"I'm a resource and a confidant for these guys," Ankiel said. "Anything they need help with. If they want to talk about stuff on the field or they want to talk about something off the field, whatever it may be, I'm just here for them to lean on and pass along the things that I've learned along my way.
Ankiel, 35, plans to appear a few times a week at Nationals camp, where players can speak with him on a voluntary basis. He plans on stopping by each of the club's Minor League teams at least once a month throughout the season in order to offer advice if someone is in the midst of a slump at the plate or on the mound.
"I felt like when I was a player it was kind of taboo in a sense," Ankiel said. "Almost people like, 'Oh, I must have a problem if I'm going to talk to somebody,' and it's not that way at all. I think everybody's just trying to sharpen their senses out there and sharpen their blades and get better at what they're doing."
To say Ankiel's Major League career was unorthodox would be an understatement. He was drafted by the Cardinals as a pitcher in 1997 and started 30 games in 2000. Then he suddenly lost the ability to throw strikes, and played the final nine years of his career as an outfielder, including two seasons (2011-12) with the Nationals.
"That takes great intestinal fortitude to be able to do that, because it certainly isn't easy," manager Matt Williams said. "And everything that he went through as a pitcher, our guys respect it. They understand it because they play the game every day. He's here to lend that experience to us and be available.
"If anybody has an issue, he has, from a baseball perspective, pretty much experienced it. The drive, the disappointment, the frustration, the success, the transition, all of those things he brings with him, and that's a great thing to have as part of your organization. He will do great work."

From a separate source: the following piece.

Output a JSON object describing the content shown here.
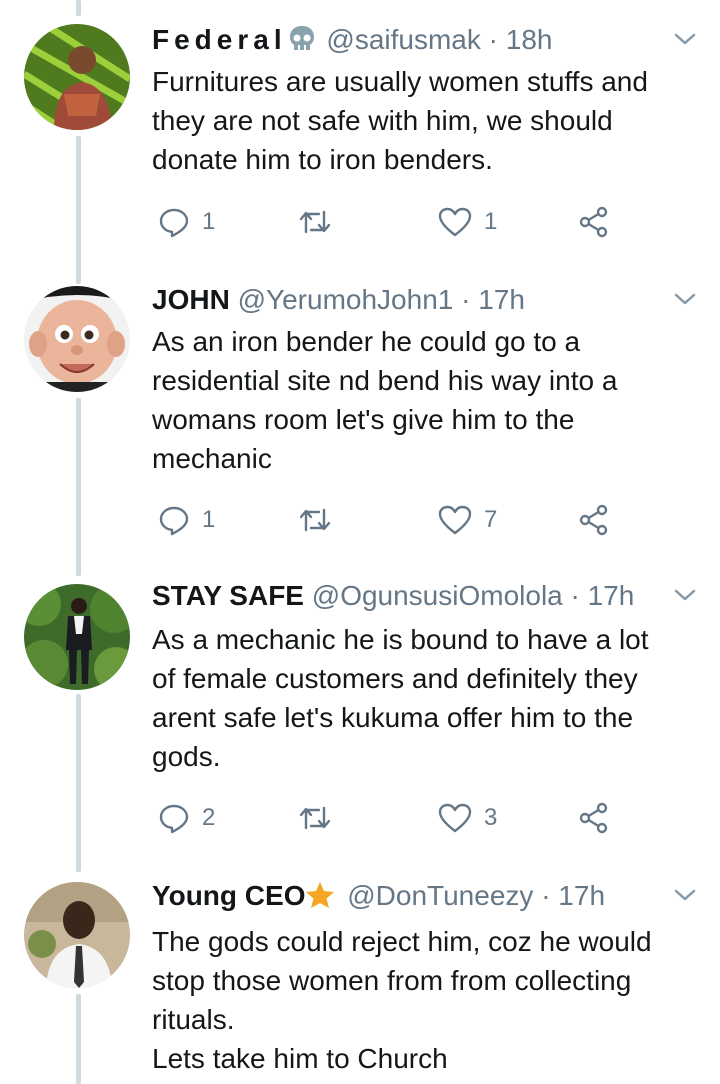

Jamal Collier is a reporter for MLB.com. Follow him on Twitter at @jamalcollier. This story was not subject to the approval of Major League Baseball or its clubs.